Farrell was the first city in Pennsylvania to file as a financially “distressed community” under the state Act 47. If city officials are wise, it would be the last to get out of it.
On Tuesday, Farrell City Council will meet with city manager Michael Ceci and Dr. Michael Weir, the state-appointed Act 47 recovery coordinator, to discuss revisions to the fiscal recovery plan. The session is set for 6:30 p.m.
It should be an interesting meeting. We wonder if Farrell is really ready to get out of Act 47 — unless there is consolidation with other local communities. There are certain tax benefits that come with being distressed that are necessary if the city is to survive.
The main tax benefit is with the personal income tax. Everyone who works in Farrell can be taxed at the city’s high rate and Farrell is permitted to keep the extra tax above what the worker’s home community charges.
That is a pretty substantial chunk of change that the city probably can’t afford to lose. And in a way, people who work in the city are receiving benefits of road repair and emergency services if they need them.
According to a recent Herald story, council members and Mayor Olive McKeithan will need to consider some tough questions posed by Ceci.
Two of the frightening questions Ceci will ask concern increases in the city’s income tax and property tax rates.
Raising taxes is pretty much a kiss of death for any elected official in a community where a high level of poverty exists.
Still, some other serious decisions are looming on the horizon. One concerns services for the fire department, street department, code enforcement, the library, recreation, administration and police.
One of the pluses of Act 47, for example, was that it provided flexibility in dealing with firefighters’ and street workers’ unions.
Today several city employees are dual fightfighters and street workers, graciously accepting the increased tasks to benefit the troubled city.
One major problem that can’t be ignored is the skyrocketing cost of police protection. When Farrell joined other communities in the Southwest Mercer County Regional Police Department, there was a savings. Not anymore.
The cost of being part of the merger is off the charts. Most of the fault lies with the commission that was appointed to oversee its operation, yet for some reason, continues far too often to buckle to demands of the department.
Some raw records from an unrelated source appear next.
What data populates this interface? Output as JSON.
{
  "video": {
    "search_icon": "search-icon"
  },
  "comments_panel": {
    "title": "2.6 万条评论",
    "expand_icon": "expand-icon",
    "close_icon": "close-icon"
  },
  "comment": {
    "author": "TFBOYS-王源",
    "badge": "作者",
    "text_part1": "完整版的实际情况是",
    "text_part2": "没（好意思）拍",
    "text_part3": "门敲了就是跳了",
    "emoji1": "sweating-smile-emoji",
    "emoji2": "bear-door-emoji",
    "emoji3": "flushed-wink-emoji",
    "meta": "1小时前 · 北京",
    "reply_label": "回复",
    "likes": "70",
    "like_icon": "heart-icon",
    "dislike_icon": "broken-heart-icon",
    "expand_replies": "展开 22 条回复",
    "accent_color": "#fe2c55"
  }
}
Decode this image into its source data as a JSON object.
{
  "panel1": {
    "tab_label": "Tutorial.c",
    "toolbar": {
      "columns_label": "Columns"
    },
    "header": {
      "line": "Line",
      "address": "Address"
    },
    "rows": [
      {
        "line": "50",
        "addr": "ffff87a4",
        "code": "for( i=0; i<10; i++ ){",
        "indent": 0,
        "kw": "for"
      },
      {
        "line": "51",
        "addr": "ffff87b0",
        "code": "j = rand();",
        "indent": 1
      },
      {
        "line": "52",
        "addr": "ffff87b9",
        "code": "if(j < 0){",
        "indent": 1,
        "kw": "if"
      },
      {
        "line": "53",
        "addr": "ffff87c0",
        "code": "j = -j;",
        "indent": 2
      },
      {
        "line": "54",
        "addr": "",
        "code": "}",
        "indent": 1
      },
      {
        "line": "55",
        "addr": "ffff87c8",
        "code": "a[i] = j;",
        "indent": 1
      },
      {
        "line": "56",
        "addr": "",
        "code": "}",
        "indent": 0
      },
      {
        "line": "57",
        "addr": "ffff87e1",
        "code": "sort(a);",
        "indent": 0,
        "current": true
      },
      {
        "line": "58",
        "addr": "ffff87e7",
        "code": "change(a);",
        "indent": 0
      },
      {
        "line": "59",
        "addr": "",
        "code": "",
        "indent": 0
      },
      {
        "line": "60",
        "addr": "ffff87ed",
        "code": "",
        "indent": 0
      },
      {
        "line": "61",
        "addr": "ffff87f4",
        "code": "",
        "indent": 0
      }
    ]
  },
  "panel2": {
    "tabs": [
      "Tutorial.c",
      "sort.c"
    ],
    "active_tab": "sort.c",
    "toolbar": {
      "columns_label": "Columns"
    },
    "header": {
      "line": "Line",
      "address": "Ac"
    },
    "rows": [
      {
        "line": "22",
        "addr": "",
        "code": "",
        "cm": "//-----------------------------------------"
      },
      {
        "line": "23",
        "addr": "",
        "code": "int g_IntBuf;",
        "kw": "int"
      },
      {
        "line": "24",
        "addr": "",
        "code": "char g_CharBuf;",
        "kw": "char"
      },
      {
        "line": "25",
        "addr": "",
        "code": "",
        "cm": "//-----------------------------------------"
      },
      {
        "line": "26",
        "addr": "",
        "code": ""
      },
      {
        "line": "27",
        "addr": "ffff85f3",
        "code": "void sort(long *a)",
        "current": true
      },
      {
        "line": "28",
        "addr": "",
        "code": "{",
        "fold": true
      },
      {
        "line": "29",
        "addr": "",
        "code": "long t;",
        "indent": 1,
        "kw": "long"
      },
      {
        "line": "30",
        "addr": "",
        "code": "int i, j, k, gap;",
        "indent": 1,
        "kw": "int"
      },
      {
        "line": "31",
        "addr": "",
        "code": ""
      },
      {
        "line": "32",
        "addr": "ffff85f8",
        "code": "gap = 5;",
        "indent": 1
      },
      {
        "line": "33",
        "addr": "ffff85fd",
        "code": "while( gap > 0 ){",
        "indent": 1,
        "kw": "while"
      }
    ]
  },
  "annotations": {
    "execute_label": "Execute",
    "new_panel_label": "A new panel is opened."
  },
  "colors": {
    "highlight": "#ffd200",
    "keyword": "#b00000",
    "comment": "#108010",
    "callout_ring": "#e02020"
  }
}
It is only fiscally responsible for the city leaders to look into ways to save money for police, whether it would be to secure protection from Sharon or Hermitage, or like some other communities, turn to state police. However the latter is not advisable, because the state police presence would probably only be there in emergency situations.
Council should consider every kind of merger or consolidation of other programs as well if it will save money and should discuss it with leaders from surrounding municipalities.
According to Ceci’s plan that council and mayor will consider: No staffing increases, minimal wage hikes and limited departmental spending, plus gradual wage and property tax hikes, better tax collection and gradual decreases in the nonresident wage tax. Ceci predicts that this would allow the city to get out of Act 47 in 2018.
That probably may never reach fruition. In fact, part of it concerning tax increases will create a nightmare for more higher-taxed residents and perhaps some businesses or industries that may elect to leave the city. Nobody would relocate to the city to pay higher property taxes.
There is one big question that every elected official needs to consider and tell the truth:
“Do you think Farrell is a economically viable city or can become one, meaning it can rely upon a consistently increasing tax base to meet the costs of providing services to its residents?”
Everyone in Farrell and surrounding communities will be watching the decisions about the Act 47 plan.
But to us, Farrell getting out of Act 47 altogether is a dangerous option filled with uncertainty.